in my own writing, i’ve found it helps if i give myself a place i want to be, to build myself a haven or a heaven. it’s only fiction, but sometimes--it’s enough.
lesson #2: tell all the truth but tell it slant
but why is that underground world so alluring? why does it pull at my soulstuff? because, i suspect, it’s a fanciful metaphor for finding a community, a home, a place-you-belong. because i know how it feels to wander for years and finally find a place--or a person, actually--that feels like home. and isn’t that the secret superpower of good fantasy, that it can take metaphors literally? that it can tell the truth slantwise, by starlight, and therefore let as look straight at it? like dickinson says: “the truth must dazzle gradually/ or every man be blind--”
the movie About Time--a perfect film unfairly maligned by rotten tomatoes--uses time travel to talk about the mundane miracle of time passing, the things we lose and gain as we time-travel slowly into the future, at the rate of one hour per hour. more darkly, colson whitehead’s Underground Railroad made the underground railroad into a literal tunnel system. he took the entire history of american slavery and reconstruction and condensed it into an odyssey-like epic that is totally fabricated and entirely true.
so like: instead of trying really hard to make stuff up, maybe we should try really hard to tell the truth.
lesson #3: lessons are bullshit
this book has four prologues. it has alternating perspectives and dropped threads and books within books within fairy tales. it starts “slow.” the magic is murky, unexplained, ineffable. the main character has no clearly established Stakes or Motives, but is merely an endearing grad student who likes games and narratives, who i would personally die for.

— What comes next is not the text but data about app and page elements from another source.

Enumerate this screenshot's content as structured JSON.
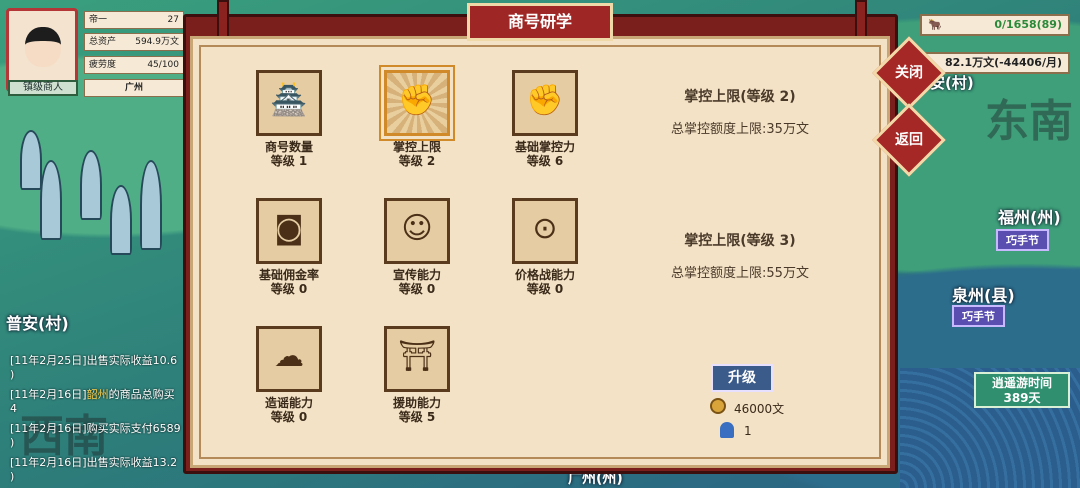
{
  "player": {
    "rank_label": "镇级商人",
    "stats": [
      {
        "label": "帝一",
        "value": "27"
      },
      {
        "label": "总资产",
        "value": "594.9万文"
      },
      {
        "label": "疲劳度",
        "value": "45/100"
      }
    ],
    "location": "广州"
  },
  "top_right": {
    "cart_value": "0/1658(89)",
    "money_value": "82.1万文(-44406/月)"
  },
  "map": {
    "cities": [
      "普安(村)",
      "福州(州)",
      "泉州(县)"
    ],
    "festival_tags": [
      "巧手节",
      "巧手节"
    ],
    "region_text": [
      "东南",
      "西南",
      "安(村)"
    ],
    "bottom_city": "广州(州)",
    "travel_time_label": "逍遥游时间",
    "travel_time_value": "389天"
  },
  "log": [
    {
      "prefix": "[11年2月25日]出售实际收益10.6",
      "highlight": "",
      "suffix": ""
    },
    {
      "prefix": ")",
      "highlight": "",
      "suffix": ""
    },
    {
      "prefix": "[11年2月16日]",
      "highlight": "韶州",
      "suffix": "的商品总购买"
    },
    {
      "prefix": "4",
      "highlight": "",
      "suffix": ""
    },
    {
      "prefix": "[11年2月16日]购买实际支付6589",
      "highlight": "",
      "suffix": ""
    },
    {
      "prefix": ")",
      "highlight": "",
      "suffix": ""
    },
    {
      "prefix": "[11年2月16日]出售实际收益13.2",
      "highlight": "",
      "suffix": ""
    },
    {
      "prefix": ")",
      "highlight": "",
      "suffix": ""
    }
  ],
  "dialog": {
    "title": "商号研学",
    "close_label": "关闭",
    "back_label": "返回",
    "skills": [
      {
        "name": "商号数量",
        "level": "等级 1",
        "icon": "shop-building-icon"
      },
      {
        "name": "掌控上限",
        "level": "等级 2",
        "icon": "fist-icon"
      },
      {
        "name": "基础掌控力",
        "level": "等级 6",
        "icon": "fist-house-icon"
      },
      {
        "name": "基础佣金率",
        "level": "等级 0",
        "icon": "coin-house-icon"
      },
      {
        "name": "宣传能力",
        "level": "等级 0",
        "icon": "shouting-person-icon"
      },
      {
        "name": "价格战能力",
        "level": "等级 0",
        "icon": "coins-icon"
      },
      {
        "name": "造谣能力",
        "level": "等级 0",
        "icon": "whisper-icon"
      },
      {
        "name": "援助能力",
        "level": "等级 5",
        "icon": "pavilion-icon"
      }
    ],
    "current_title": "掌控上限(等级 2)",
    "current_desc": "总掌控额度上限:35万文",
    "next_title": "掌控上限(等级 3)",
    "next_desc": "总掌控额度上限:55万文",
    "upgrade_label": "升级",
    "cost_money": "46000文",
    "cost_people": "1"
  }
}
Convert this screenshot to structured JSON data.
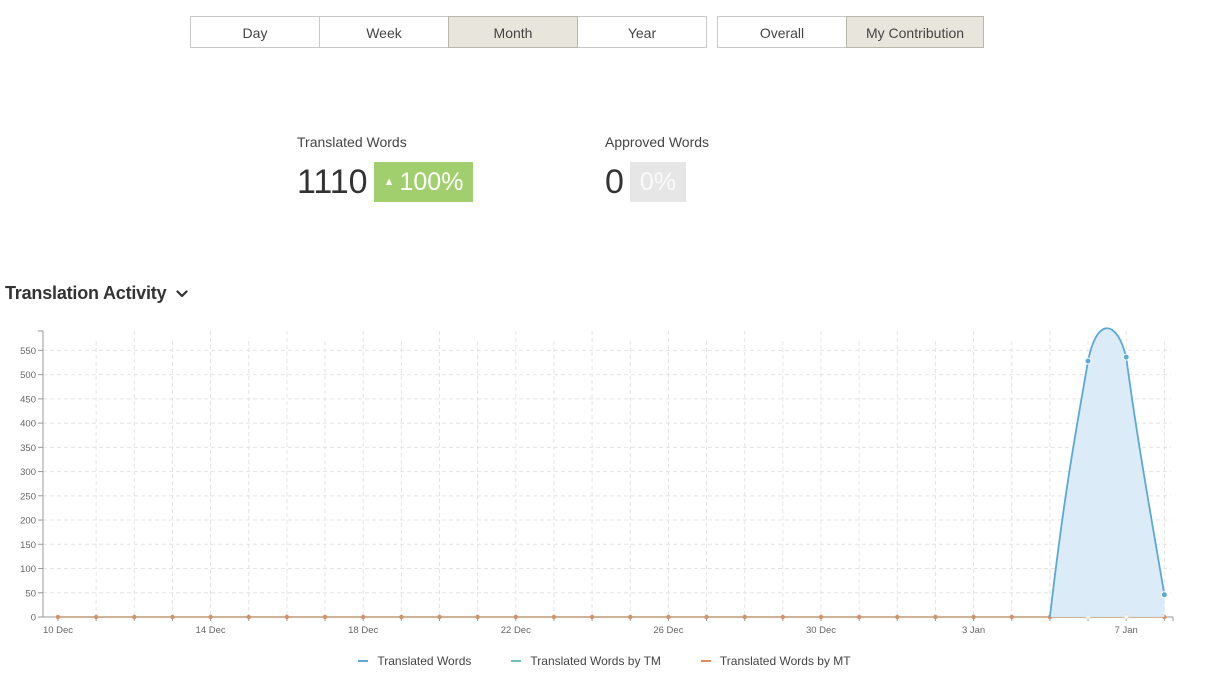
{
  "period_tabs": [
    {
      "label": "Day",
      "active": false
    },
    {
      "label": "Week",
      "active": false
    },
    {
      "label": "Month",
      "active": true
    },
    {
      "label": "Year",
      "active": false
    }
  ],
  "scope_tabs": [
    {
      "label": "Overall",
      "active": false
    },
    {
      "label": "My Contribution",
      "active": true
    }
  ],
  "stats": {
    "translated": {
      "label": "Translated Words",
      "value": "1110",
      "change": "100%",
      "trend": "up"
    },
    "approved": {
      "label": "Approved Words",
      "value": "0",
      "change": "0%",
      "trend": "none"
    }
  },
  "activity": {
    "title": "Translation Activity",
    "dropdown_icon": "chevron-down-icon"
  },
  "colors": {
    "translated": "#5aa9d6",
    "translated_fill": "#d9eaf7",
    "tm": "#6cc3b6",
    "mt": "#e08a5e",
    "active_tab": "#e8e5dc",
    "badge_up": "#a2cf6e",
    "badge_neutral": "#e6e6e6"
  },
  "chart_data": {
    "type": "area",
    "x_start": "10 Dec",
    "x_end": "8 Jan",
    "x_tick_labels": [
      "10 Dec",
      "14 Dec",
      "18 Dec",
      "22 Dec",
      "26 Dec",
      "30 Dec",
      "3 Jan",
      "7 Jan"
    ],
    "ylim": [
      0,
      590
    ],
    "y_ticks": [
      0,
      50,
      100,
      150,
      200,
      250,
      300,
      350,
      400,
      450,
      500,
      550
    ],
    "grid": true,
    "legend_position": "bottom-center",
    "series": [
      {
        "name": "Translated Words",
        "x": [
          "10 Dec",
          "11 Dec",
          "12 Dec",
          "13 Dec",
          "14 Dec",
          "15 Dec",
          "16 Dec",
          "17 Dec",
          "18 Dec",
          "19 Dec",
          "20 Dec",
          "21 Dec",
          "22 Dec",
          "23 Dec",
          "24 Dec",
          "25 Dec",
          "26 Dec",
          "27 Dec",
          "28 Dec",
          "29 Dec",
          "30 Dec",
          "31 Dec",
          "1 Jan",
          "2 Jan",
          "3 Jan",
          "4 Jan",
          "5 Jan",
          "6 Jan",
          "7 Jan",
          "8 Jan"
        ],
        "values": [
          0,
          0,
          0,
          0,
          0,
          0,
          0,
          0,
          0,
          0,
          0,
          0,
          0,
          0,
          0,
          0,
          0,
          0,
          0,
          0,
          0,
          0,
          0,
          0,
          0,
          0,
          0,
          528,
          536,
          46
        ],
        "markers_visible": [
          "6 Jan",
          "7 Jan",
          "8 Jan"
        ]
      },
      {
        "name": "Translated Words by TM",
        "x": [
          "10 Dec",
          "11 Dec",
          "12 Dec",
          "13 Dec",
          "14 Dec",
          "15 Dec",
          "16 Dec",
          "17 Dec",
          "18 Dec",
          "19 Dec",
          "20 Dec",
          "21 Dec",
          "22 Dec",
          "23 Dec",
          "24 Dec",
          "25 Dec",
          "26 Dec",
          "27 Dec",
          "28 Dec",
          "29 Dec",
          "30 Dec",
          "31 Dec",
          "1 Jan",
          "2 Jan",
          "3 Jan",
          "4 Jan",
          "5 Jan",
          "6 Jan",
          "7 Jan",
          "8 Jan"
        ],
        "values": [
          0,
          0,
          0,
          0,
          0,
          0,
          0,
          0,
          0,
          0,
          0,
          0,
          0,
          0,
          0,
          0,
          0,
          0,
          0,
          0,
          0,
          0,
          0,
          0,
          0,
          0,
          0,
          0,
          0,
          0
        ]
      },
      {
        "name": "Translated Words by MT",
        "x": [
          "10 Dec",
          "11 Dec",
          "12 Dec",
          "13 Dec",
          "14 Dec",
          "15 Dec",
          "16 Dec",
          "17 Dec",
          "18 Dec",
          "19 Dec",
          "20 Dec",
          "21 Dec",
          "22 Dec",
          "23 Dec",
          "24 Dec",
          "25 Dec",
          "26 Dec",
          "27 Dec",
          "28 Dec",
          "29 Dec",
          "30 Dec",
          "31 Dec",
          "1 Jan",
          "2 Jan",
          "3 Jan",
          "4 Jan",
          "5 Jan",
          "6 Jan",
          "7 Jan",
          "8 Jan"
        ],
        "values": [
          0,
          0,
          0,
          0,
          0,
          0,
          0,
          0,
          0,
          0,
          0,
          0,
          0,
          0,
          0,
          0,
          0,
          0,
          0,
          0,
          0,
          0,
          0,
          0,
          0,
          0,
          0,
          0,
          0,
          0
        ]
      }
    ]
  }
}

what i’m saying is--The Starless Sea doesn’t follow the rules of writing, because there are no rules of writing, because writing is just chaos and hope and breadcrumb trails in dark woods. sometimes i think i get too bound up by hero’s journeys or beat-sheets or prescriptive twitter threads and forget to just follow the damn story. to walk willingly into the dark woods and know the crows are eating the crumbs i’ve left behind. to get well and truly lost, because getting lost is the only way you find gingerbread houses and wolves and witches.
some other things you might like, because i do:
NPR’s Embedded series has five episodes on mitch mcconnell, the thesis of which is: fuck that guy. (and truly, fuck that guy). it’s good reporting and storytelling, a lot of kentucky history, and an interesting insight into the strategies of a real-life supervillain.
The Good Place podcast has an entire episode talking to Lin Manuel Miranda, and there has never been a sentence more specifically designed to soothe my troubled soul. the amazon is on fire and hurricanes are getting worse and there’s been another shooting and we’re deporting sick children and torturing families, but--Lin Manuel Miranda is on the Good Place podcast.
i’m re-reading patricia briggs’ Dragon Bones books for the eight millionth time. i couldn’t tell you why i love them so much, except that they’re about a ragtag team of misfits on a mission to save the kingdom and everybody has a secret identity/backstory revealed at the most shocking moment and also there are dragons.
did you know you’re allowed to reply to my newsletters, if you like? as if it were just an overlong email i sent specifically to you? because they are, and you can! i like talking to people about books, and i like long emails, and i might not be able to respond to every message but i love them very much.